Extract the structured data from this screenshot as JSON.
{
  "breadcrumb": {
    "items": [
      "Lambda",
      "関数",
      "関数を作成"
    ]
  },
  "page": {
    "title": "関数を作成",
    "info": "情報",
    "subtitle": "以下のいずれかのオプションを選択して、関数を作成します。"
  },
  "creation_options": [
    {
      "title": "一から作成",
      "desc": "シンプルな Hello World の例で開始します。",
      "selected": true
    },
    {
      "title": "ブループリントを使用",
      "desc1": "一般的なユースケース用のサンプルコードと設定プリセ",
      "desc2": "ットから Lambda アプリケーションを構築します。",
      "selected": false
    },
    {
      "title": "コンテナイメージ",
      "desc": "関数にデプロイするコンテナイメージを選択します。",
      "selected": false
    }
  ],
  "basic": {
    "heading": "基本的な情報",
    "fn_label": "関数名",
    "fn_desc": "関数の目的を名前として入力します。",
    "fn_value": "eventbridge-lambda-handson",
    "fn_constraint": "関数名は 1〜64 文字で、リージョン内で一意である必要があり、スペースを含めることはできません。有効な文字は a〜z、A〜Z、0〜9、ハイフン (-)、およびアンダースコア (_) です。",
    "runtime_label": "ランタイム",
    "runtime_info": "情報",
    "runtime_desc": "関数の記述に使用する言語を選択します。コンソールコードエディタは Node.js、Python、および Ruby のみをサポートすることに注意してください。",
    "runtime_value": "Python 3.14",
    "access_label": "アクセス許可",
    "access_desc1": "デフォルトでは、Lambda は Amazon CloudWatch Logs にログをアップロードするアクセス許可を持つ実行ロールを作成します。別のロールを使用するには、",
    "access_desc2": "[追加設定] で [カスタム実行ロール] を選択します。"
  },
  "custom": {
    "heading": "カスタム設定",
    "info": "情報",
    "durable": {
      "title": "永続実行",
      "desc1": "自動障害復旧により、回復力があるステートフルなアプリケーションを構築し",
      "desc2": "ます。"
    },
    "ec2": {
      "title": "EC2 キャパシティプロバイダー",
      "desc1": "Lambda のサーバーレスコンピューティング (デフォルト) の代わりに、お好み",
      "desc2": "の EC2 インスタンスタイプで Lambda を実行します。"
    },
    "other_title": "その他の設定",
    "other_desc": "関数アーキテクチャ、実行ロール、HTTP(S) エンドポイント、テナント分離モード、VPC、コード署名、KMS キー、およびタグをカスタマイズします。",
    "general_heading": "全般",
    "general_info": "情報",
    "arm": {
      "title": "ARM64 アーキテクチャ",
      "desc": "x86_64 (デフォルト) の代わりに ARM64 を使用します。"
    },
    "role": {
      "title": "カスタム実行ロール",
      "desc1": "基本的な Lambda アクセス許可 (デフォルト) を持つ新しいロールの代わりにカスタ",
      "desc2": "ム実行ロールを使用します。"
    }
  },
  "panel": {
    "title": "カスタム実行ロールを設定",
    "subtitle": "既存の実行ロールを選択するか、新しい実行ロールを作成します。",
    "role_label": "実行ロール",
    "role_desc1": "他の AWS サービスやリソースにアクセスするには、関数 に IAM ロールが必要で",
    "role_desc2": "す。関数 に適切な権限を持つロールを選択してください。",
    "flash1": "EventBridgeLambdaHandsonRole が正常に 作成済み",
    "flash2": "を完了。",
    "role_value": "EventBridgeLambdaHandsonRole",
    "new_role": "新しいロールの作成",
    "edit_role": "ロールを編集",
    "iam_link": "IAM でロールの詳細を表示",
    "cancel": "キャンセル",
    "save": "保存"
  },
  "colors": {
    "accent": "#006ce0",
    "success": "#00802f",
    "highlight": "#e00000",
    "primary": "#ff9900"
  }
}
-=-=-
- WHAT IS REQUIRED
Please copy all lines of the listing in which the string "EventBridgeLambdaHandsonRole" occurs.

- PROBLEM SOLUTION
    "flash1": "EventBridgeLambdaHandsonRole が正常に 作成済み",
    "role_value": "EventBridgeLambdaHandsonRole",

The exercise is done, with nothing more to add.